4.8 RAMPS

4.8.1 
    General
Any part of an accessible route with a slope greater than 1: 20 (5%) shall be considered a ramp and shall comply with 4.8.

Note: Ramps are essential for wheelchair users if elevators or lifts are not available to connect different levels. However, some people who use walking aids have difficulty with ramps and prefer stairs.

4.8.2  
   Slope And Rise
The least possible slope shall be used for any ramp. The maximum slope of a ramp in new construction shall be 1:12. The maximum rise for any run shall be 30 in (760 mm). Curb ramps and ramps to be constructed on existing sites or in existing buildings or facilities may have slopes and rises as allowed in 4.1.6(3)(a) if space limitations prohibit the use of a 1:12 slope or less.

Note: Ramp slopes between 1:16 and 1:20 are preferred. The ability to manage an incline is related to both its slope and its length. Wheelchair users with disabilities affecting their arms or with low stamina have serious difficulty using inclines. Most ambulatory people and most people who use wheelchairs can manage a slope of 1:16. Many people cannot manage a slope of 1:12 for 30 ft (9 m).

4.8.3 
   Clear Width
The minimum clear width of a ramp shall be 36 in (915 mm).

4.8.4  
   Landings
Ramps shall have level landings at bottom and top of each ramp and each ramp run.
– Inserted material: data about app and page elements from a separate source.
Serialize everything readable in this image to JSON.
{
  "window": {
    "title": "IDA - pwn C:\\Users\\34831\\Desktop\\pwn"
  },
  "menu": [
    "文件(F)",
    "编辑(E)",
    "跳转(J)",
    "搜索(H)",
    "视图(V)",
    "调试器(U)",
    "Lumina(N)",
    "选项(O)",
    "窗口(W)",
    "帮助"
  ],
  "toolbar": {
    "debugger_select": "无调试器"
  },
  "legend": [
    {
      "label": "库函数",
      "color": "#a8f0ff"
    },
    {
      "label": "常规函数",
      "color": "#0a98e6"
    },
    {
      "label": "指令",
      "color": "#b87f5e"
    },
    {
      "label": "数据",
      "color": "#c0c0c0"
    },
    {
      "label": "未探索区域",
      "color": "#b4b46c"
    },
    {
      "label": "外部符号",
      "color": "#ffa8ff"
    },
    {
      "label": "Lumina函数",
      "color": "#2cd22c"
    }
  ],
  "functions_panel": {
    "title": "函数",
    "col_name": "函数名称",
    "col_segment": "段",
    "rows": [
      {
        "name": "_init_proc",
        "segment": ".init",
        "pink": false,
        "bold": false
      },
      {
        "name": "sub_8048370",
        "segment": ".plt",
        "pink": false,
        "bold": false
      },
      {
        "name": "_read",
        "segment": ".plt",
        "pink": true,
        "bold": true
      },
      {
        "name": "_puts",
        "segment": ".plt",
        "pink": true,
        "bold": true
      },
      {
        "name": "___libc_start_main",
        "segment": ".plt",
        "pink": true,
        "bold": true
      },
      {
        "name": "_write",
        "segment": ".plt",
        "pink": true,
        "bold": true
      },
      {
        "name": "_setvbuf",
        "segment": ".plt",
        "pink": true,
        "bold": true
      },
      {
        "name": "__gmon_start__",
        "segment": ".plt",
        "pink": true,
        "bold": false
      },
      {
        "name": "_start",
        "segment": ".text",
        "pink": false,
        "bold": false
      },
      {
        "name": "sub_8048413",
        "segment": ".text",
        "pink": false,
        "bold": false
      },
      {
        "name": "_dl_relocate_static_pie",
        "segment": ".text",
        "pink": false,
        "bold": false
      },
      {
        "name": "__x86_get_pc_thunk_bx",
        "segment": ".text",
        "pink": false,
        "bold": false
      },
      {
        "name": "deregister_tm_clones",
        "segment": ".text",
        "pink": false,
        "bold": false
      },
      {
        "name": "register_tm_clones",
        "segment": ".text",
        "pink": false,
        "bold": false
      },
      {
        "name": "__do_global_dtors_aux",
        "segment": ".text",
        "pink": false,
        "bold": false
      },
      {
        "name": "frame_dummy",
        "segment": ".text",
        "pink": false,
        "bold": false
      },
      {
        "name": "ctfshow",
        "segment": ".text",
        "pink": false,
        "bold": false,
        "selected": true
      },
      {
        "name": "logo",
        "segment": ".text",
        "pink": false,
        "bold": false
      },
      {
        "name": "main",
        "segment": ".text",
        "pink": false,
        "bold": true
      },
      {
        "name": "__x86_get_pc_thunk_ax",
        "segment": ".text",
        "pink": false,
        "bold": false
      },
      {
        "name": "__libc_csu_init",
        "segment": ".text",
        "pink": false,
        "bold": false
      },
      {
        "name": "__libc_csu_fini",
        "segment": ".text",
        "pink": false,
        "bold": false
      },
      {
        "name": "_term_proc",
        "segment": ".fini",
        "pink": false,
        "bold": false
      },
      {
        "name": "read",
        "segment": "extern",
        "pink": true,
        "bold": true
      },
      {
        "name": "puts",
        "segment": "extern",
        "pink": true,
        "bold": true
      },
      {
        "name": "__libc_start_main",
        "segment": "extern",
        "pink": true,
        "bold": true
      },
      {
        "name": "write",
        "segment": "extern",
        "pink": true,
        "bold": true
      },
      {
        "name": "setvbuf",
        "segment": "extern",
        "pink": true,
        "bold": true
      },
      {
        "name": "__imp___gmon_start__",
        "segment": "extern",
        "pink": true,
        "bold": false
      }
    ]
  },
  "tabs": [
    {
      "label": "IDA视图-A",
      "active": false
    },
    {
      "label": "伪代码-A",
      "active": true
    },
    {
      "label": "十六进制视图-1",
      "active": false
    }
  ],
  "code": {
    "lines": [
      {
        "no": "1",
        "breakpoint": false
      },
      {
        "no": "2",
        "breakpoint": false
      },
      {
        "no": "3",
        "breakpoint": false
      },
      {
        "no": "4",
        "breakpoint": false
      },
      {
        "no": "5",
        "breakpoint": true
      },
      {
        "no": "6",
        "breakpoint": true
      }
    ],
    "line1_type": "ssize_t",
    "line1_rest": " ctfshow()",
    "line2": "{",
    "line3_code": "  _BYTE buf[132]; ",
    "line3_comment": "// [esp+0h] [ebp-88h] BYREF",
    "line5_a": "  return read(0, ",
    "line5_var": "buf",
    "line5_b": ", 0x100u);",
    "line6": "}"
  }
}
Landings shall have the following features:
  • 4.8.4(1)
    The landing shall be at least as wide as the ramp run leading to it.
  • 4.8.4(2)
    The landing length shall be a minimum of 60 in (1525 mm) clear.
  • 4.8.4(3)
    If ramps change direction at landings, the minimum landing size shall be 60 in by 60 in (1525 mm by 1525 mm).
  • 4.8.4(4)
    If a doorway is located at a landing, then the area in front of the doorway shall comply with 4.13.6.

    Note: Level landings are essential toward maintaining an aggregate slope that complies with these guidelines. A ramp landing that is not level causes individuals using wheelchairs to tip backward or bottom out when the ramp is approach
    ed.

4.8.5     Handrails
If a ramp run has a rise greater than 6 in (150 mm) or a horizontal projection greater than 72 in (1830 mm), then it shall have handrails on both sides. Handrails are not required on curb ramps or adjacent to seating in assembly areas. Handrails shall comply with 4.26 and shall have the following features:

  • 4.8.5(1)
    Handrails shall be provided along both sides of ramp segments. The inside handrail on switchback or dogleg ramps shall always be continuous.
  • 4.8.5(2)
    If handrails are not continuous, they shall extend at least 12 in (305 mm) beyond the top and bottom of the ramp segment and shall be parallel with the floor or ground surface (see
    Fig. 17).
  • 4.8.5(3)
    The clear space between the handrail and the wall shall be 1 - 1/2 in (38 mm).
  • 4.8.5(4)
    Gripping surfaces shall be continuous.
  • 4.8.5(5)
    Top of handrail gripping surfaces shall be mounted between 34 in and 38 in (865 mm and 965 mm) above ramp surfaces.
  • 4.8.5(6)
    Ends of handrails shall be either rounded or returned smoothly to floor, wall, or post.
  • 4.8.5(7)
    Handrails shall not rotate within their fittings.

    Note: The requirements for stair and ramp handrails in this guideline are for adults. When children are principal users in a building or facility, a second set of handrails at an appropriate height can assist them and aid in preventing accidents.

4.8.6    Cross Slope And Surfaces
The cross slope of ramp surfaces shall be no greater than 1: 50 (2%). Ramp surfaces shall comply with 4.5.

4.8.7 
   Edge Protection
Ramps and landings with drop-offs shall have curbs, walls, railings, or projecting surfaces that prevent people from slipping off the ramp. Curbs shall be a minimum of 2 in (50 mm) high (see
Fig. 17).

4.8.8
   Outdoor Conditions

Outdoor ramps and their approaches shall be designed so that water will not accumulate on walking surfaces.